» Activity: Pull every line from the records that has the word "structured" in it.

» Data records:
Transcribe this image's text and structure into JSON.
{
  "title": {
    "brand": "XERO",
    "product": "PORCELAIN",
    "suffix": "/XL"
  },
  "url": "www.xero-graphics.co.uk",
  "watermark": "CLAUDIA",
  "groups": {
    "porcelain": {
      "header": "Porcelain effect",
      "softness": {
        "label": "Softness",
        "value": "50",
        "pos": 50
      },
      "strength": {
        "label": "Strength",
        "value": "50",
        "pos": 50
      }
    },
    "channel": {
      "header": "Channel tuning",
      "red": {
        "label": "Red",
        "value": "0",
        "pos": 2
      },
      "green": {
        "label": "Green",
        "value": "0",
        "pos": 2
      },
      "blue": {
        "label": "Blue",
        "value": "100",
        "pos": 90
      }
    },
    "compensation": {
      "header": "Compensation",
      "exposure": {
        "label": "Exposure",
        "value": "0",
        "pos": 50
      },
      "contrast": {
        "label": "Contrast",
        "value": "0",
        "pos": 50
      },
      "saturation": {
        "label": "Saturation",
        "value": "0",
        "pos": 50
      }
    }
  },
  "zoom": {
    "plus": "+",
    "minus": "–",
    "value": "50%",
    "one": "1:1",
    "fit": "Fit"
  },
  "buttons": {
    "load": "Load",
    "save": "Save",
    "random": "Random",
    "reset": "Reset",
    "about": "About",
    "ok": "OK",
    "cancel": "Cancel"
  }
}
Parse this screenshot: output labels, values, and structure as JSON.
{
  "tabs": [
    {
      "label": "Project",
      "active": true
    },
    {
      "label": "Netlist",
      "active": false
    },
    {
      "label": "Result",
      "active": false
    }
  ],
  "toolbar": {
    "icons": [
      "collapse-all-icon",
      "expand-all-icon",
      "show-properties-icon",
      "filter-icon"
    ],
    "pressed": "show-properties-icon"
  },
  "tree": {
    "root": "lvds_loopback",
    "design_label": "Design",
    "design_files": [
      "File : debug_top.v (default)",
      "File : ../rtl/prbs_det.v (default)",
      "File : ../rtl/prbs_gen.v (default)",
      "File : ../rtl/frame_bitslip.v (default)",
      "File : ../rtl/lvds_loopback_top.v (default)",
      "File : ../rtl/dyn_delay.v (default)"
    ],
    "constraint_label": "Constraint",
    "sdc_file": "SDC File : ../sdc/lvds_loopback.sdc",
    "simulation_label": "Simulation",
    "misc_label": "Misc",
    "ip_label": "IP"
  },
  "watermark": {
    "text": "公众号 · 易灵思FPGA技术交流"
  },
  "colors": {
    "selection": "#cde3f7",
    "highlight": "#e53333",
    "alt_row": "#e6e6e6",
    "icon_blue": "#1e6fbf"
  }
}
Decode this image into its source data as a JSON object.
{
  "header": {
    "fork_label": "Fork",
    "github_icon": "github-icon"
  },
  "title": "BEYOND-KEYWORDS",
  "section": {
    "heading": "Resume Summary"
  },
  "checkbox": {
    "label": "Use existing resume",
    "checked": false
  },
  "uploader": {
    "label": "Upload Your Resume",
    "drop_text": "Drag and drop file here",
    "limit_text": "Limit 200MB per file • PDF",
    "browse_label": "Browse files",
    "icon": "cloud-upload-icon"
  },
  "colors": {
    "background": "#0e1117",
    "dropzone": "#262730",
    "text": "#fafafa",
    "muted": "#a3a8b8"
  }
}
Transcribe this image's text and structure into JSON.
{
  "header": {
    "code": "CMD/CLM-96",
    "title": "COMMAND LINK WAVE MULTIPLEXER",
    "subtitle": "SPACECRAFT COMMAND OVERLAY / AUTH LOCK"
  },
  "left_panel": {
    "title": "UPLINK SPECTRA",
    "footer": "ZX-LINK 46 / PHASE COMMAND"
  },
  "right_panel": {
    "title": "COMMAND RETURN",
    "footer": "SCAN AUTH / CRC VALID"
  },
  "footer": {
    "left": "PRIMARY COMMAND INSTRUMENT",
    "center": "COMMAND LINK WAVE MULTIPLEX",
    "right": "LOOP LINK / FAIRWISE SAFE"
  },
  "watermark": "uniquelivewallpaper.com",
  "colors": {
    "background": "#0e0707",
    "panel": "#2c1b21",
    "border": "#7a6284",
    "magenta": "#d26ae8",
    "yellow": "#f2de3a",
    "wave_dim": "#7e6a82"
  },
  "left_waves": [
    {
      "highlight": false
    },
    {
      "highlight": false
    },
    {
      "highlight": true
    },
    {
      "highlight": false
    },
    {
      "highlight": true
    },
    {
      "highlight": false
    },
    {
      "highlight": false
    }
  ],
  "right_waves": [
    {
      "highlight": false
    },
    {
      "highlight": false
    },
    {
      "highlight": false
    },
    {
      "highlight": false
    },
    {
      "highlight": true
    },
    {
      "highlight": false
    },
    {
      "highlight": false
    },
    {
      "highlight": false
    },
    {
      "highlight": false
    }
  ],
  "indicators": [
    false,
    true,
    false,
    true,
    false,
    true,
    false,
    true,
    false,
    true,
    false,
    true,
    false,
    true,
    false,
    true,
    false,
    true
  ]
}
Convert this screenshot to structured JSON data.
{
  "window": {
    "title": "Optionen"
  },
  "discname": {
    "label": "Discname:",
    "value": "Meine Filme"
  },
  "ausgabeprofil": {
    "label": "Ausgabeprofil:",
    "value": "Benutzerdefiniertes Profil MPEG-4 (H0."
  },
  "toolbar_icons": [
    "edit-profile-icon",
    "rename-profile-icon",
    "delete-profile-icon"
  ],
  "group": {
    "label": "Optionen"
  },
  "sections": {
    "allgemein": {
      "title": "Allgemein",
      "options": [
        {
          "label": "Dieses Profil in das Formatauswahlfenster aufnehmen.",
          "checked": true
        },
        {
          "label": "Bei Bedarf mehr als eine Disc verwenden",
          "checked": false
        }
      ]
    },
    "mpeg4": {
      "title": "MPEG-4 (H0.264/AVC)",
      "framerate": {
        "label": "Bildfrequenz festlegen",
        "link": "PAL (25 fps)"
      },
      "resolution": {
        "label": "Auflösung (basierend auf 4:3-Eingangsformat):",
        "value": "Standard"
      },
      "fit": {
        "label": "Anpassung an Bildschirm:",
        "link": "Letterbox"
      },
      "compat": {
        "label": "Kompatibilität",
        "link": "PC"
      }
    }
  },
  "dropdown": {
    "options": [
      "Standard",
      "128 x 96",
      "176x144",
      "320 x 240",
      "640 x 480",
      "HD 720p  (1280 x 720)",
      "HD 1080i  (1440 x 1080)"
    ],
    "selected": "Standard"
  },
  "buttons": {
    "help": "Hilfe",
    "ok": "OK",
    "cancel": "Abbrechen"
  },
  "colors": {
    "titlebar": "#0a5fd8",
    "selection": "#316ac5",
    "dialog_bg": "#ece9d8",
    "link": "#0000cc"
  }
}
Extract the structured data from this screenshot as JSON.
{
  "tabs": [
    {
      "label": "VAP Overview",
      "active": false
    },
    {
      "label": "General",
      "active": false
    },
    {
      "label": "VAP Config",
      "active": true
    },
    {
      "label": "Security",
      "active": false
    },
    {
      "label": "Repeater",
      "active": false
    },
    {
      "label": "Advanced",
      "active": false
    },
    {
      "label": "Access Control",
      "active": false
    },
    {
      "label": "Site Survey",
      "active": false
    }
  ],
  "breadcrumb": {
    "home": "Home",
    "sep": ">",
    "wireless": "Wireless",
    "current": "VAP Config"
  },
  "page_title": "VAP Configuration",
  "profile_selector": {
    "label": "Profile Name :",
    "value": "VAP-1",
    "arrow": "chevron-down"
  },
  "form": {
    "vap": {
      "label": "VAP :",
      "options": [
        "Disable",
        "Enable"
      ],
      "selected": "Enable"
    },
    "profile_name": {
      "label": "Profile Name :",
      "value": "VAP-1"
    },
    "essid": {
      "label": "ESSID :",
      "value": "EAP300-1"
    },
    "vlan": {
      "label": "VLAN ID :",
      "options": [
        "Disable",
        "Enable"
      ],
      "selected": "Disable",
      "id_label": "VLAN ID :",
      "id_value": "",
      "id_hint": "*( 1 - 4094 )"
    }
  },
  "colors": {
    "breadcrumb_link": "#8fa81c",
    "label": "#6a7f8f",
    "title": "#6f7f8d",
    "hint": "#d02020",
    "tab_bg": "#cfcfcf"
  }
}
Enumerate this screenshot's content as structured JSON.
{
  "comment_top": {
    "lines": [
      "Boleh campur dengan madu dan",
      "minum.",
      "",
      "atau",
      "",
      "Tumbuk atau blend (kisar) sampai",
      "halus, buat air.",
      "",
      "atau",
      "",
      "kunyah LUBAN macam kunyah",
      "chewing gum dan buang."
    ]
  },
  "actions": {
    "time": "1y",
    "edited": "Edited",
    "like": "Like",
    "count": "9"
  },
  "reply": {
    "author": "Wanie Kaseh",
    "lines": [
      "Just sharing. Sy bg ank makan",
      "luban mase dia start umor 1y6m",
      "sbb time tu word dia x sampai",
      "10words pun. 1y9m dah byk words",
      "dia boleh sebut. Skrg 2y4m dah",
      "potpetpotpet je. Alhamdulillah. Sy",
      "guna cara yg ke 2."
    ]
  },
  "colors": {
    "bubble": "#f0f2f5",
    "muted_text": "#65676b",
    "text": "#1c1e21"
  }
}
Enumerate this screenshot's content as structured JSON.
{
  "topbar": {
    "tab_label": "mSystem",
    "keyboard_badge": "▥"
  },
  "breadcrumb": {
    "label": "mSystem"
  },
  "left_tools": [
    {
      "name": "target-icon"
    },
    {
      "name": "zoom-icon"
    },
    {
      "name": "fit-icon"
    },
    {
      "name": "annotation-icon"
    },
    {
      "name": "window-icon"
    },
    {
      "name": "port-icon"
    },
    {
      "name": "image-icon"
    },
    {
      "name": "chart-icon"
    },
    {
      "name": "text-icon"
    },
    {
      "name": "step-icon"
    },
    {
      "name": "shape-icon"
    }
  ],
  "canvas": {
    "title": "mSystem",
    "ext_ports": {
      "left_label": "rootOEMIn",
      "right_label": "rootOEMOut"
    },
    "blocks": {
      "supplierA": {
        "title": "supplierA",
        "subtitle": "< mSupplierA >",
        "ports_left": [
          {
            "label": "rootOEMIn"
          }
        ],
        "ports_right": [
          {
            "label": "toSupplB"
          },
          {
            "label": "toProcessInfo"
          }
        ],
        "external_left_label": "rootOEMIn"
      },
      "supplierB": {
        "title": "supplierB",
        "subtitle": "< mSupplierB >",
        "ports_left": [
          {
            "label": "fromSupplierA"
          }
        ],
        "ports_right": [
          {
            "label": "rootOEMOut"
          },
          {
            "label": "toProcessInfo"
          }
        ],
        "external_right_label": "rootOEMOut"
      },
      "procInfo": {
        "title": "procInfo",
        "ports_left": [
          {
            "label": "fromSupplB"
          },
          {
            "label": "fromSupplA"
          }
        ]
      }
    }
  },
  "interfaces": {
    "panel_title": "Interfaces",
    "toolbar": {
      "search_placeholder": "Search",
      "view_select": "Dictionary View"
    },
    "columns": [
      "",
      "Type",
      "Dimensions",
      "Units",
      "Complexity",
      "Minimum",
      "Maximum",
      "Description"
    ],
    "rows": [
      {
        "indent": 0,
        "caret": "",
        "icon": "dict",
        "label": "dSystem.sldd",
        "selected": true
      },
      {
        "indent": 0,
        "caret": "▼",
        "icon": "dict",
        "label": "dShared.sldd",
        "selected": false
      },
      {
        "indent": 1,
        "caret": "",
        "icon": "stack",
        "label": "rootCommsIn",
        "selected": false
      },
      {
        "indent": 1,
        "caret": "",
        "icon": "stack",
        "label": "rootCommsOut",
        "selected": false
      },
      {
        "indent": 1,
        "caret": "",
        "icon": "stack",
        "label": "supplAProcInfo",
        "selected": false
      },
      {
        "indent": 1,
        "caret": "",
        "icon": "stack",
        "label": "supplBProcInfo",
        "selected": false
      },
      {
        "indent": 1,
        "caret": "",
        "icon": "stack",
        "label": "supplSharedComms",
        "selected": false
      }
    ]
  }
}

» Solution to the exercise:
Convert this screenshot to structured JSON data.
Extract the structured data from this screenshot as JSON.
Enumerate this screenshot's content as structured JSON.
Enumerate this screenshot's content as structured JSON.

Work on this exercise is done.